I've had to read this particular text several times in my English and Literature career but this has been the first time I've personally been asked to attack the reading myself.
What struck me most about the poem is the intial big picture stance that Eliot makes at the very beginning. He opens with an all-encompassing thematic map for the reader; like an grand intro that shows the reader what path he's about to embark on.
April is the cruellest month, breeding Lilacs out of the dead land, mixing Memory and desire, stirring Dull roots with spring rain. Winter kept us warm, covering Earth in forgetful snow, feeding
We open with juxtapositions of our preconceived notions. April, the month of spring and renewal. Yet Eliot proclaims thaht it's the cruelest month, bringing lilacs from the dead revitilizing old memories and desires. Eliot then describes winter as warm, "covering Earth in a forgetful snow".
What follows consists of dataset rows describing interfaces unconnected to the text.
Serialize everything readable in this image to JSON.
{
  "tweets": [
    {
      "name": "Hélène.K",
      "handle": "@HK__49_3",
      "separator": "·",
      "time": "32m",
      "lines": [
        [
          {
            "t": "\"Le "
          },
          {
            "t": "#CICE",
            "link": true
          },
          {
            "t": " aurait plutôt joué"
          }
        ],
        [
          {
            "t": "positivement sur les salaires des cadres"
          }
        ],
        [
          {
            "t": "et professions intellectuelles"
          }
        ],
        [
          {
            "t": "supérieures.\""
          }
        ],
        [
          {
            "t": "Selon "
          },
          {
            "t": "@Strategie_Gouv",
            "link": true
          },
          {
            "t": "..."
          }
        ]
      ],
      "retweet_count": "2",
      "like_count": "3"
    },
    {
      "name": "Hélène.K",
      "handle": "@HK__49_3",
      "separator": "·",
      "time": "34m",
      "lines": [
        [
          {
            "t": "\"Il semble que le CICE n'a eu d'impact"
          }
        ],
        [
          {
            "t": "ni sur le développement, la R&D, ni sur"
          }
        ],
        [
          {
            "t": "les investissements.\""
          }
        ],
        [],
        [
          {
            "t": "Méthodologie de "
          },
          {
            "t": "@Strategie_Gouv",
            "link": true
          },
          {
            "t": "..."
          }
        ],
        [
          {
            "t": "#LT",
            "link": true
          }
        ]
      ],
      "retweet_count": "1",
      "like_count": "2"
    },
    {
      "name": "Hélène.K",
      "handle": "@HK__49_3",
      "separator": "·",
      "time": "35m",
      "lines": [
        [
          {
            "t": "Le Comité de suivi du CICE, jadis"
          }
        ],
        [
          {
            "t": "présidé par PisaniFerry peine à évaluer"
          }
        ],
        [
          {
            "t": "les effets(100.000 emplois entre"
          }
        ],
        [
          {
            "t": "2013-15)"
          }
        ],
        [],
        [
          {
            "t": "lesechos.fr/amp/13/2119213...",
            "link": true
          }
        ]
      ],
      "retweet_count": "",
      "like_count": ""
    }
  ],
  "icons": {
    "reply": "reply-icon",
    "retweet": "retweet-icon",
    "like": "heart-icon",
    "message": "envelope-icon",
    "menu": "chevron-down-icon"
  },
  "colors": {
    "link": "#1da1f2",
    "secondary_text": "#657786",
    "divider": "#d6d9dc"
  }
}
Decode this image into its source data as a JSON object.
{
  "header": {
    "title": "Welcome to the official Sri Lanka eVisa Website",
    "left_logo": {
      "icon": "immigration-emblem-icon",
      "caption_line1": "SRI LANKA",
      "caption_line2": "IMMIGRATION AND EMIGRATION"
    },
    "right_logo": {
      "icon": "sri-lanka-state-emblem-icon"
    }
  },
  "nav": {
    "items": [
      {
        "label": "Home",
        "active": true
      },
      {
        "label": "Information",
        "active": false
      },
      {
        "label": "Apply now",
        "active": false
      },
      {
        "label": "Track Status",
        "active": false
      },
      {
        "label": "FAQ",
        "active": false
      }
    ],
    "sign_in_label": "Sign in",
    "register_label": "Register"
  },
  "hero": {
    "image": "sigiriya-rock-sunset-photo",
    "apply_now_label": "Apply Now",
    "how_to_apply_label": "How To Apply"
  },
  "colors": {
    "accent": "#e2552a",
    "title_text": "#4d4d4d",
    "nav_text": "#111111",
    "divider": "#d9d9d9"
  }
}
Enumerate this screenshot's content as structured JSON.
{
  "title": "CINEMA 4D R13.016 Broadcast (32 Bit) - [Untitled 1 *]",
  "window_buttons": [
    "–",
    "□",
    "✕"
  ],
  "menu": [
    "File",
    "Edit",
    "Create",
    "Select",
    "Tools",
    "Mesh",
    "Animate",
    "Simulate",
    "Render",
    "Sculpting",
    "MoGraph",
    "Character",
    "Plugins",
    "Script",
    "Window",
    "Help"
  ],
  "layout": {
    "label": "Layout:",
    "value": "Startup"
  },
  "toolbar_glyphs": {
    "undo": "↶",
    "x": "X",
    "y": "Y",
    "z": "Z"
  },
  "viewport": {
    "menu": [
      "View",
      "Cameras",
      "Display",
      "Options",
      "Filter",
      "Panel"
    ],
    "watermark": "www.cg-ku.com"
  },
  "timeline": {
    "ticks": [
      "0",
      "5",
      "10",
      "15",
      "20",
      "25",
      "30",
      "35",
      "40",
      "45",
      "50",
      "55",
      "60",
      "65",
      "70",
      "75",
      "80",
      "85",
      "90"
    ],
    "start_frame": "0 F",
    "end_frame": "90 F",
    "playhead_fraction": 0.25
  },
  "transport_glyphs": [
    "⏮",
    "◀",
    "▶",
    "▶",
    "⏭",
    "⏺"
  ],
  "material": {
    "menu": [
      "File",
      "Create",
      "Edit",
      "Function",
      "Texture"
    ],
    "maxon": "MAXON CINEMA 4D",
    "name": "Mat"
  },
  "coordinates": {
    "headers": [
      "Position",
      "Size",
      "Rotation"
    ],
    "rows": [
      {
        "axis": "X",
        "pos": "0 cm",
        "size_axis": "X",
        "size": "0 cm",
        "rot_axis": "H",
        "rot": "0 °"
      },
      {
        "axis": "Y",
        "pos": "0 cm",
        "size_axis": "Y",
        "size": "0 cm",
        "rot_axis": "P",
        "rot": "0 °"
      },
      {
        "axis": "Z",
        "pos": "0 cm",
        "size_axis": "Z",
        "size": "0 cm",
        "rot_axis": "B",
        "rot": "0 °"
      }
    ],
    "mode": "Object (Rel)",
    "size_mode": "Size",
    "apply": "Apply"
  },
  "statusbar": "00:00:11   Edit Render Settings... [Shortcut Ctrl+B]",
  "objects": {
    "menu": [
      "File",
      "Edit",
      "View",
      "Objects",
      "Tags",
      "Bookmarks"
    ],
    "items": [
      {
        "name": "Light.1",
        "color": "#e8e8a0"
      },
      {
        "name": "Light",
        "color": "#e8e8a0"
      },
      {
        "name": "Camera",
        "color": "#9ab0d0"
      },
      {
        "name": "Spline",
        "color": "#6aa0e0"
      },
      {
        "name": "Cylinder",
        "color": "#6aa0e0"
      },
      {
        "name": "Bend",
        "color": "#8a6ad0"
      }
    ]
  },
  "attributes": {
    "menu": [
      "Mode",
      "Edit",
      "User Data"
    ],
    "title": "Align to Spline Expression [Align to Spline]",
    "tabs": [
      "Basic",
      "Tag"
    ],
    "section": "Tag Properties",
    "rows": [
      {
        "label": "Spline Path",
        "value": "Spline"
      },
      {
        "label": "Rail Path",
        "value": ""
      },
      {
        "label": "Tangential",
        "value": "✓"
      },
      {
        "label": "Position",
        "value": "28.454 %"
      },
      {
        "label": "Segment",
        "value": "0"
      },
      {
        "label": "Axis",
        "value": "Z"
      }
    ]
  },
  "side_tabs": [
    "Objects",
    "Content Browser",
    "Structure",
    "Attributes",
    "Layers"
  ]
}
Eliot uses the reversal of our cultural connotations of the seasons to bring his metaphor of memories as painful to light. This is a specifically postmodern perspective; the ironic retrospect through which nostalgia is criticized. Eliot illustrates the agony of over-romantisized nostagia and specifically how it's blanketed by 'forgetful snow.' These contradictions also highlight the seemingly paradoxical values that are at the base of our basic existential struggle as humans.